On March 7, the campaign staged a flash-mob event in front of the office of the national Internet provider, she said. She gave me a DVD of the event.

I asked her whether she was surprised that she was allowed to speak. “Well, yeah, that was surprise. Maybe because they don’t know my face yet,” she said, laughing. She added that she may have been allowed to go on because Rerikh, the moderator, didn’t know what she was saying: “Well, thank God the moderator doesn’t speak English.”

Her friends were quickly released from jail. In an e-mail exchange yesterday, Plakhina told me:

Yes, my friends were released shortly after the session finished. I guess, the authorities were scared of international scandal, and released my friends. An advisor to the president on mass media Yermukhamet Yertysbayev has taken an active participation in releasing my friends. He came up to me at media forum and asked what happend with my friends, made a call and they’ve been released. They haven’t been charged with anything because we didn’t even start the demonstration (well, it was supposed to be a flash mob, not even a demonstration). Policemen had nothing to charge us with.

Kazakhstan is not North Korea, but neither is it a country where press freedom is firmly established. Several days ago, according to the Associated Press, an opposition newspaper publisher was imprisoned because he had not paid damages in a libel suit that, according to his supporters, was politically motivated.

Reporters Without Borders ranks Kazakhstan as 125th out of 169 countries in terms of press freedom. In addition, as Adil Nurmakov of Global Voices Online (one of numerous signers of Plakhina’s letter) has reported, the blogging platform LiveJournal has been censored by the government. (Not to get too self-righteous: the United States ranks only 36th in the Reporters Without Borders report, and 119th in its “extraterritorial” practices, including its imprisonment of an Al-Jazeera videographer at Guantánamo for six years.)

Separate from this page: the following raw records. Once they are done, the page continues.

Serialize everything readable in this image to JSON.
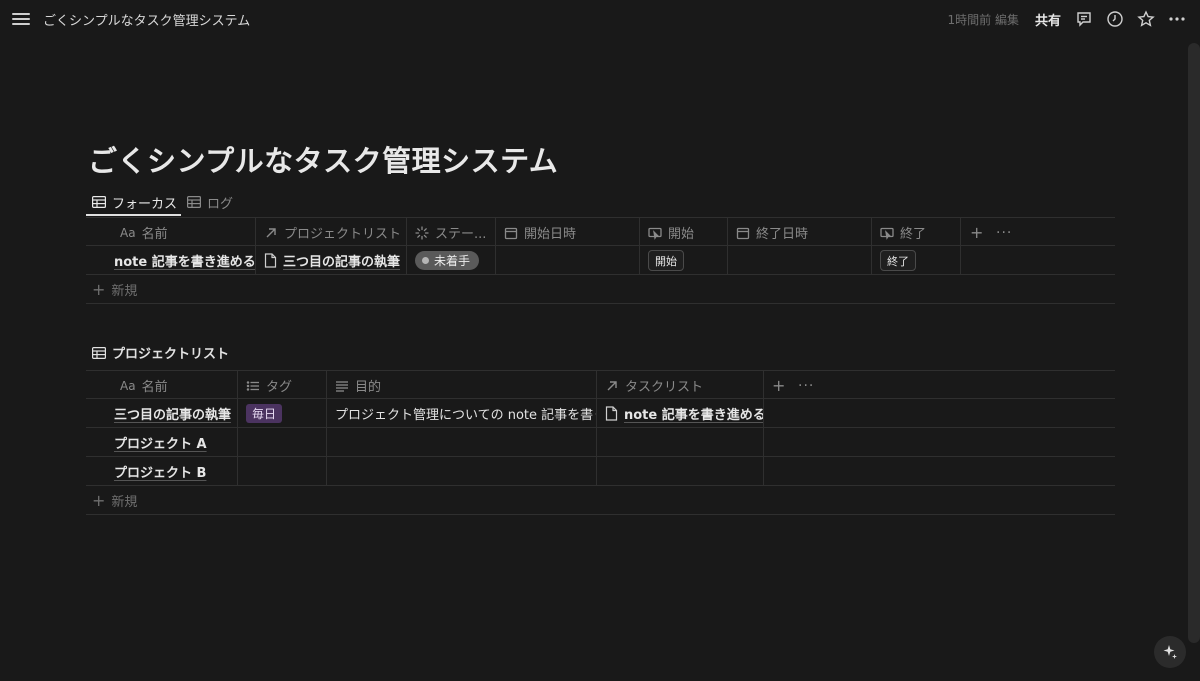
{
  "topbar": {
    "breadcrumb": "ごくシンプルなタスク管理システム",
    "edited": "1時間前 編集",
    "share_label": "共有",
    "icons": [
      "menu-icon",
      "comment-icon",
      "clock-icon",
      "star-icon",
      "more-icon"
    ]
  },
  "page": {
    "title": "ごくシンプルなタスク管理システム"
  },
  "views": {
    "tabs": [
      {
        "label": "フォーカス",
        "active": true
      },
      {
        "label": "ログ",
        "active": false
      }
    ]
  },
  "task_table": {
    "headers": {
      "aa": "Aa",
      "name": "名前",
      "project": "プロジェクトリスト",
      "status": "ステー...",
      "start_date": "開始日時",
      "start": "開始",
      "end_date": "終了日時",
      "end": "終了"
    },
    "rows": [
      {
        "name": "note 記事を書き進める",
        "project": "三つ目の記事の執筆",
        "status": "未着手",
        "start_date": "",
        "start_button": "開始",
        "end_date": "",
        "end_button": "終了"
      }
    ],
    "new_label": "新規"
  },
  "project_section": {
    "title": "プロジェクトリスト"
  },
  "project_table": {
    "headers": {
      "aa": "Aa",
      "name": "名前",
      "tag": "タグ",
      "goal": "目的",
      "tasks": "タスクリスト"
    },
    "rows": [
      {
        "name": "三つ目の記事の執筆",
        "tag": "毎日",
        "goal": "プロジェクト管理についての note 記事を書く",
        "tasks": "note 記事を書き進める"
      },
      {
        "name": "プロジェクト A",
        "tag": "",
        "goal": "",
        "tasks": ""
      },
      {
        "name": "プロジェクト B",
        "tag": "",
        "goal": "",
        "tasks": ""
      }
    ],
    "new_label": "新規"
  },
  "colors": {
    "background": "#191919",
    "tag_daily": "#4b3360",
    "status_pill": "#5a5a5a"
  }
}
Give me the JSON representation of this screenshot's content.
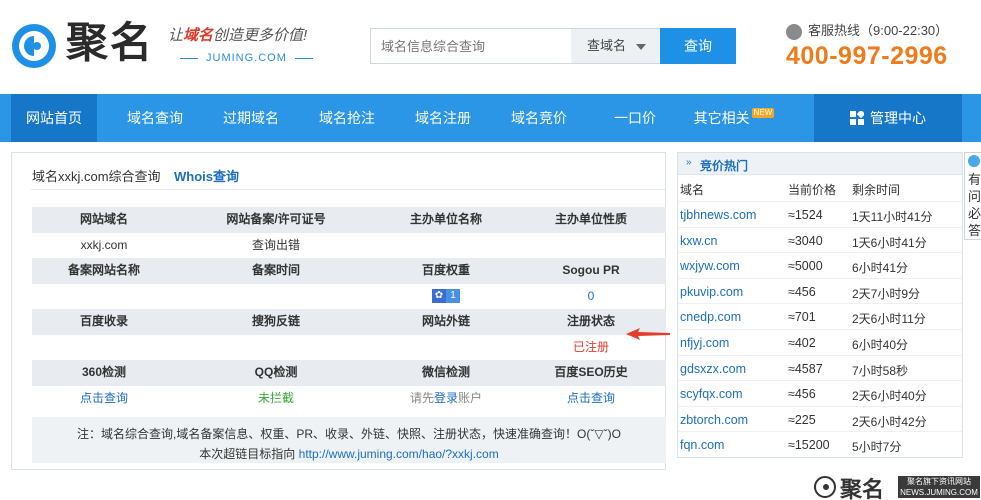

Plakhina’s group is trying to take advantage of the fact that Kazakhstan is about to assume the chairmanship of the Organization for Security and Cooperation in Europe, arguing that the proposed laws are contrary to the democratic spirit of the OSCE.

EurasiaNet has a thorough account of the proposed legislation.

During my brief time in Kazakhstan, I got the impression that the government is trying to move beyond its repressive past. The country, a former Soviet republic, also seems to be an island of stability in a volatile part of the world. It would send a strong and encouraging message if the government drops its proposal to censor speech online.

For more information, you can contact For a Free Internet at blokirovke {dot} net {at} gmail {dot} com.

Coming tomorrow

Welcome, Danny Schechter readers, who may be looking for my blog item on an important Internet freedom-of-speech issue that we were confronted with during our time in Kazakhstan at the Eurasian Media Forum. The News Dissector, ever more diligent than I am, has already weighed in. I expect to have something up tomorrow morning.